EXPORT works when you use it interactively from the command prompt (e.g., bash prompt). But when you use EXPORT commands in shell scripts, they do not have the desired effect. You have a Linux script that sets environment variables. You do not want to log off your terminal or desktop session after the script runs to get the environment variables. How do you change environment variables via a shell or bash script in Linux without logging off and logging back in?
Rather than run your script a normal way (bash nameOfscript.sh or ./nameOfscript.sh), use the source command.

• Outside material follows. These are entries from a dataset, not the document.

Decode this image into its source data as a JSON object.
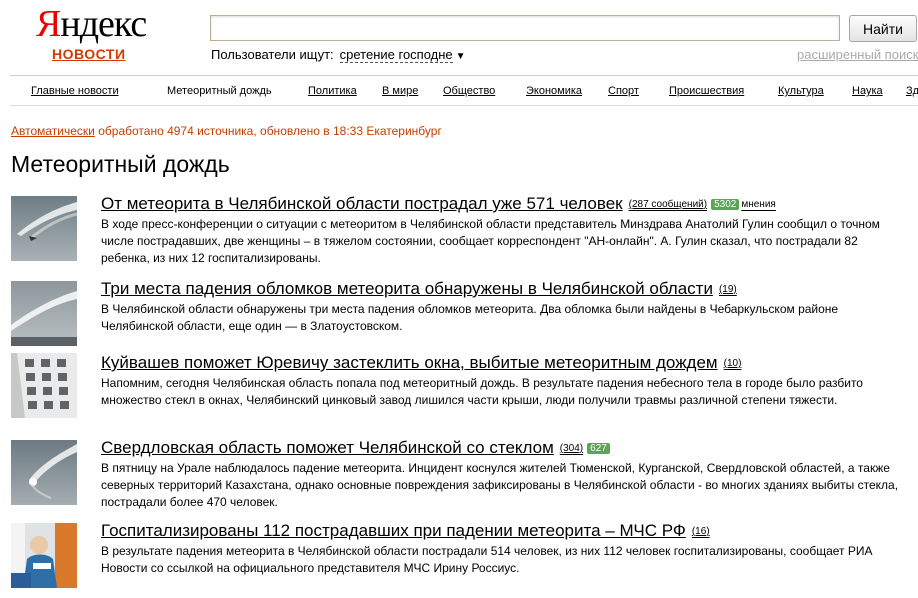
{
  "logo": {
    "ya": "Я",
    "rest": "ндекс",
    "sub": "НОВОСТИ"
  },
  "search": {
    "value": "",
    "placeholder": "",
    "button_label": "Найти"
  },
  "users_search": {
    "label": "Пользователи ищут:",
    "query": "сретение господне",
    "arrow": "▼"
  },
  "advanced_search": "расширенный поиск",
  "nav": {
    "items": [
      {
        "label": "Главные новости",
        "current": false
      },
      {
        "label": "Метеоритный дождь",
        "current": true
      },
      {
        "label": "Политика",
        "current": false
      },
      {
        "label": "В мире",
        "current": false
      },
      {
        "label": "Общество",
        "current": false
      },
      {
        "label": "Экономика",
        "current": false
      },
      {
        "label": "Спорт",
        "current": false
      },
      {
        "label": "Происшествия",
        "current": false
      },
      {
        "label": "Культура",
        "current": false
      },
      {
        "label": "Наука",
        "current": false
      },
      {
        "label": "Здо",
        "current": false
      }
    ]
  },
  "status": {
    "auto": "Автоматически",
    "text": " обработано 4974 источника, обновлено в 18:33 Екатеринбург"
  },
  "page_title": "Метеоритный дождь",
  "items": [
    {
      "title": "От метеорита в Челябинской области пострадал уже 571 человек",
      "count": "(287 сообщений)",
      "badge": "5302",
      "badge_label": "мнения",
      "text": "В ходе пресс-конференции о ситуации с метеоритом в Челябинской области представитель Минздрава Анатолий Гулин сообщил о точном числе пострадавших, две женщины – в тяжелом состоянии, сообщает корреспондент \"АН-онлайн\". А. Гулин сказал, что пострадали 82 ребенка, из них 12 госпитализированы."
    },
    {
      "title": "Три места падения обломков метеорита обнаружены в Челябинской области",
      "count": "(19)",
      "badge": "",
      "badge_label": "",
      "text": "В Челябинской области обнаружены три места падения обломков метеорита. Два обломка были найдены в Чебаркульском районе Челябинской области, еще один — в Златоустовском."
    },
    {
      "title": "Куйвашев поможет Юревичу застеклить окна, выбитые метеоритным дождем",
      "count": "(10)",
      "badge": "",
      "badge_label": "",
      "text": "Напомним, сегодня Челябинская область попала под метеоритный дождь. В результате падения небесного тела в городе было разбито множество стекл в окнах, Челябинский цинковый завод лишился части крыши, люди получили травмы различной степени тяжести."
    },
    {
      "title": "Свердловская область поможет Челябинской со стеклом",
      "count": "(304)",
      "badge": "627",
      "badge_label": "",
      "text": "В пятницу на Урале наблюдалось падение метеорита. Инцидент коснулся жителей Тюменской, Курганской, Свердловской областей, а также северных территорий Казахстана, однако основные повреждения зафиксированы в Челябинской области - во многих зданиях выбиты стекла, пострадали более 470 человек."
    },
    {
      "title": "Госпитализированы 112 пострадавших при падении метеорита – МЧС РФ",
      "count": "(16)",
      "badge": "",
      "badge_label": "",
      "text": "В результате падения метеорита в Челябинской области пострадали 514 человек, из них 112 человек госпитализированы, сообщает РИА Новости со ссылкой на официального представителя МЧС Ирину Россиус."
    }
  ]
}
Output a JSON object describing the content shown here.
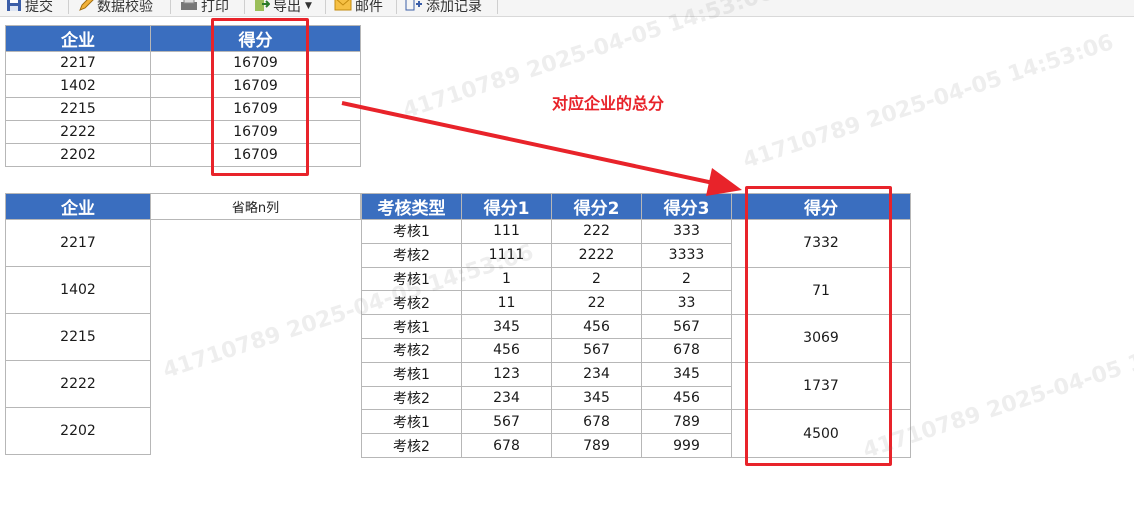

Variables in a user's environment are different from other users. Shell scripts can be initiated by a given user but the EXPORT commands may not take effect in the shell of that user. To have the environment variables available with every session, modify the .bash_profile file for the user who needs the variables in his/her environment. For example, add EXPORT stanzas in the /root/.bash_profile file. This will give the root user the environment variables on the next time he/she logs in. But remember that he/she must exit as root user at least once for the environment variables to be updated -- or the script must be ran with the source utility (keyword command). It is advisable to back up the .bash_profile file before modifying it so you can rollback in case you do something wrong.